I announced two weeks ago that one of Austin's musical treasures was finally getting long-needed medical attention, and now people are making sure it continues: Pong, ST 37, and Winslow will play the first in a series of Roky Erickson benefits on Sunday at the Red Eyed Fly. This concert is the first of hopefully many to set up a medical and housing expenses fund for Erickson The Ike Turner show set for Friday, June 29, at Antone's is off and will be rescheduled for some time later in the summer, says an e-mail from those involved. No reason was given for the cancellation Fuckemos frontman Russell Porter insists that the legendary Rohypnol rockers have in fact broken up, but the band's new, improved offspring, U.S.S. Friendship, is preparing for its first gig opening for Foetus at Emo's this Friday. Says Porter, "We got a six-piece band of rock stars and we're shooting for the top." Fun time comes when you combine a wide variety of live music with a big garage sale. That's the concept behind this weekend's Swap & Bop, which is back at Waterloo Brewing Company Saturday, 11am-6pm. Performing will be the Woggles, Low Brow, Li'l Cap'n Travis, Two High String Band, Casey Sisters, and Imperial Golden Crown Harmonizers. Wonder if it's too late to get a booth Confirmation comes from the Four Seasons that yes, Elton John made an appearance at the fine hotel over the weekend. That's all they'll cop to, but rumor has it that he was hired to play the piano at a Dell executive's retirement party. The figure I've heard tossed around as EJ's supposed fee is jaw-dropping ($1.2 million), but then again, there are far richer people who had to die to get the same honor. Now you know what they mean when they say "Your money or your life!" Finally, from the Austin American-Statesman comes the news that music columnist Chris Riemenschneider is moving to Minneapolis and former Chronicle music columnist Michael Corcoran is "returning to the music beat full time" at the daily. (Here I was worried that he was after my job!) In response to that announcement, we on the Chron music staff couldn't help but assemble a Top 10 list of "Reasons Corky's Back Writing About Music":

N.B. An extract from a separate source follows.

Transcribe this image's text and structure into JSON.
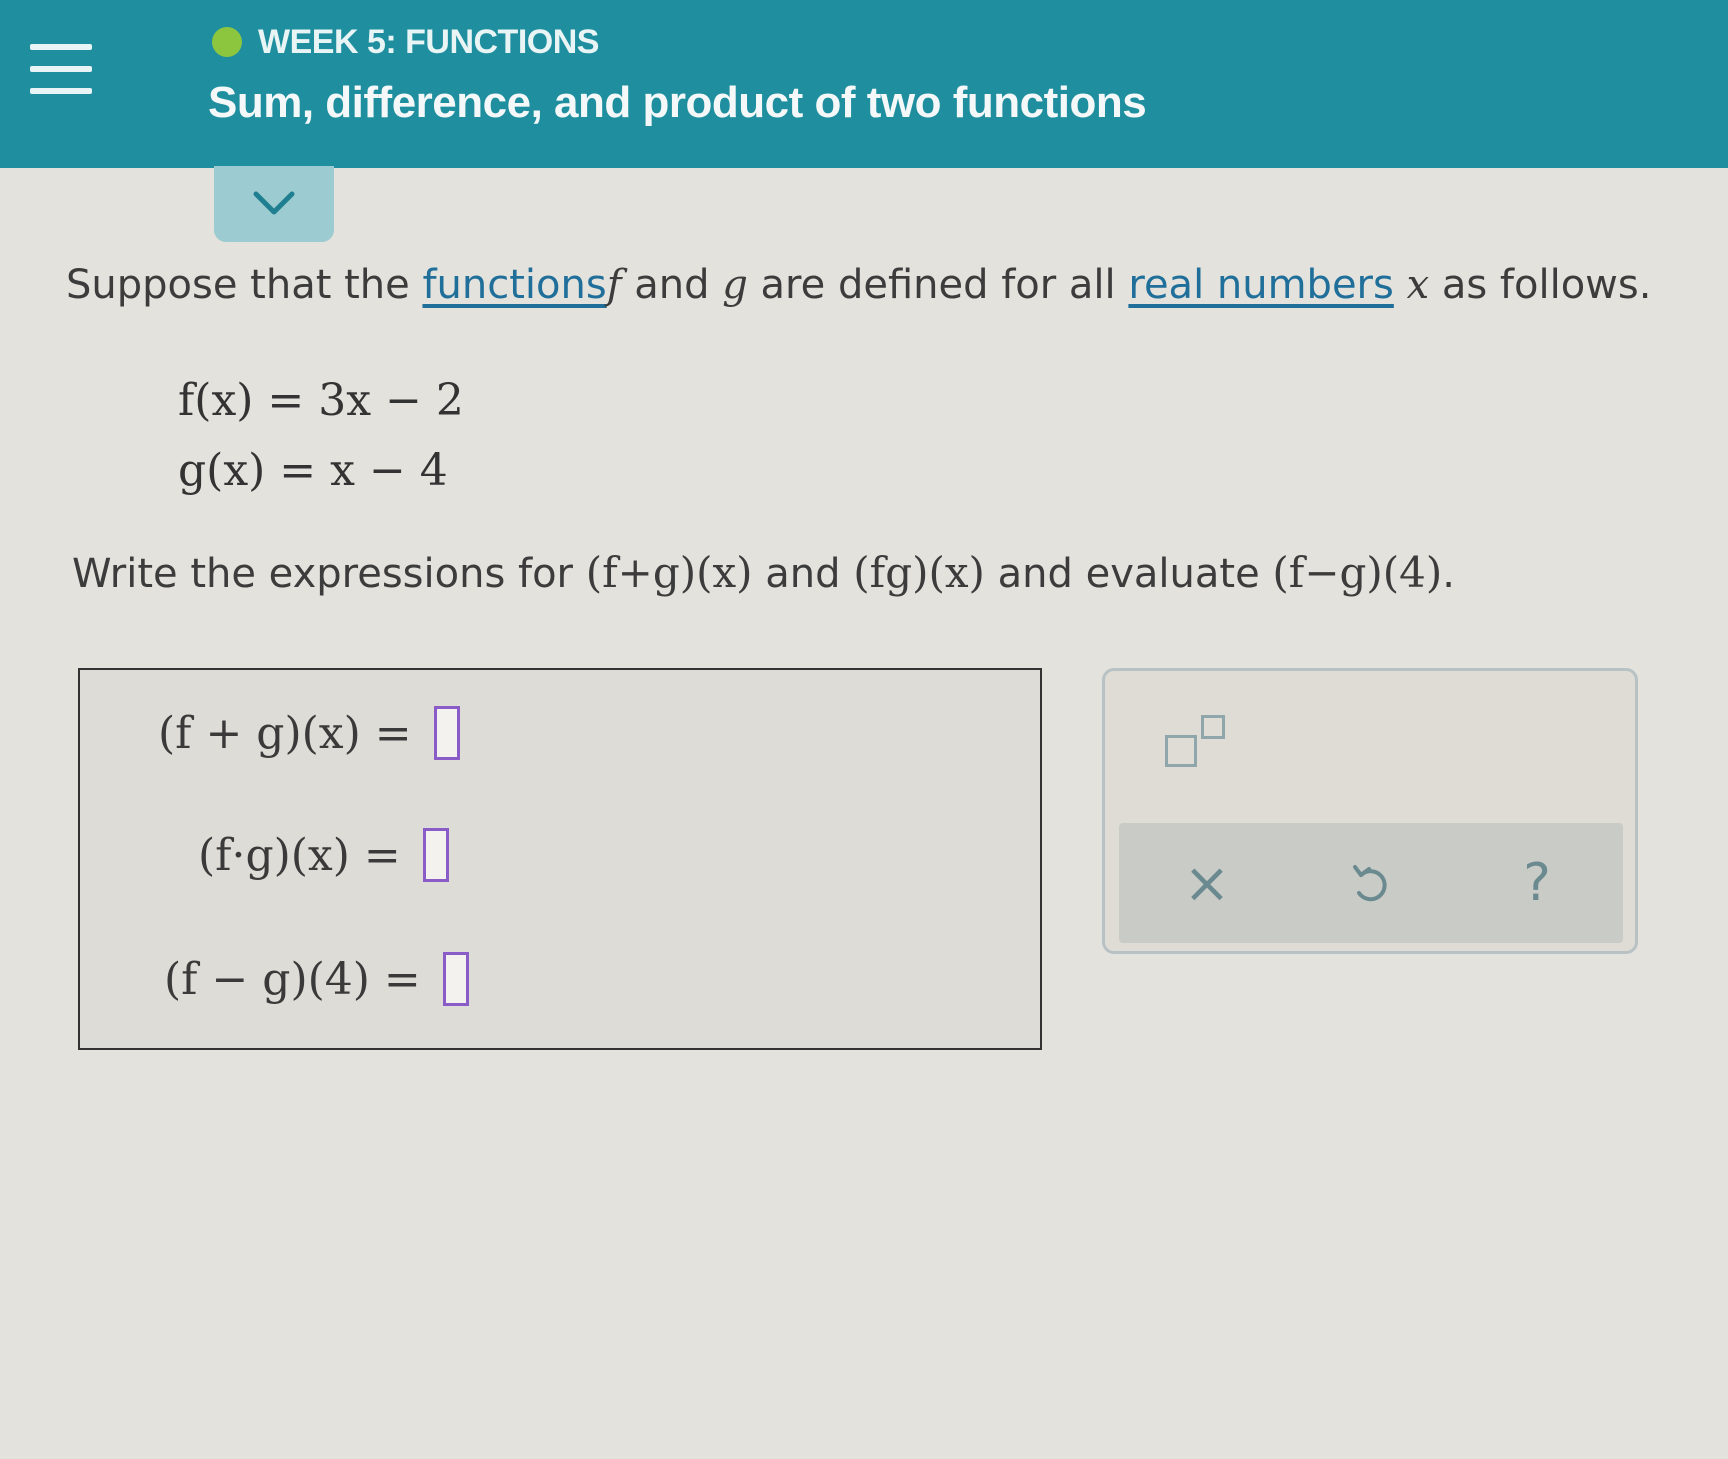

10. Spate of calls from Susan Dell to Statesman Editor Rich Oppel voicing the complaint that Corcoran has been hogging all the hors d'oeuvres at her parties.
9. Copy editors' constant query of "What was this 'Liberty Lunch' again?" rapidly becoming annoying.
8. Possible position as spin doctor for controversial Dallas Mavericks owner Mark Cuban fell through at the last minute.
7. Worried Bob Schneider or one of the Gourds might break wind and no one would be around to report it in "Street Soundz."
6. Matthew McConaughey, Sandra Bullock, and Dennis Quaid have all left town.
5. Local musicians have much less money than politicians, socialites, and "real" celebrities, and are therefore less litigious.
4. Statesman brass concerned wholesale bequeathing of music section to electronica junkie Jeff Salamon could lead to newsroom Ecstasy epidemic.
3. Overwhelming reader demand to bring back "The Bomb Squad" no longer possible to ignore.
2. Coveted Round Rock Express beat already snapped up by Michael Point.
1. Used party invitations don't sell for squat on eBay.
-- Contributors: Christopher Gray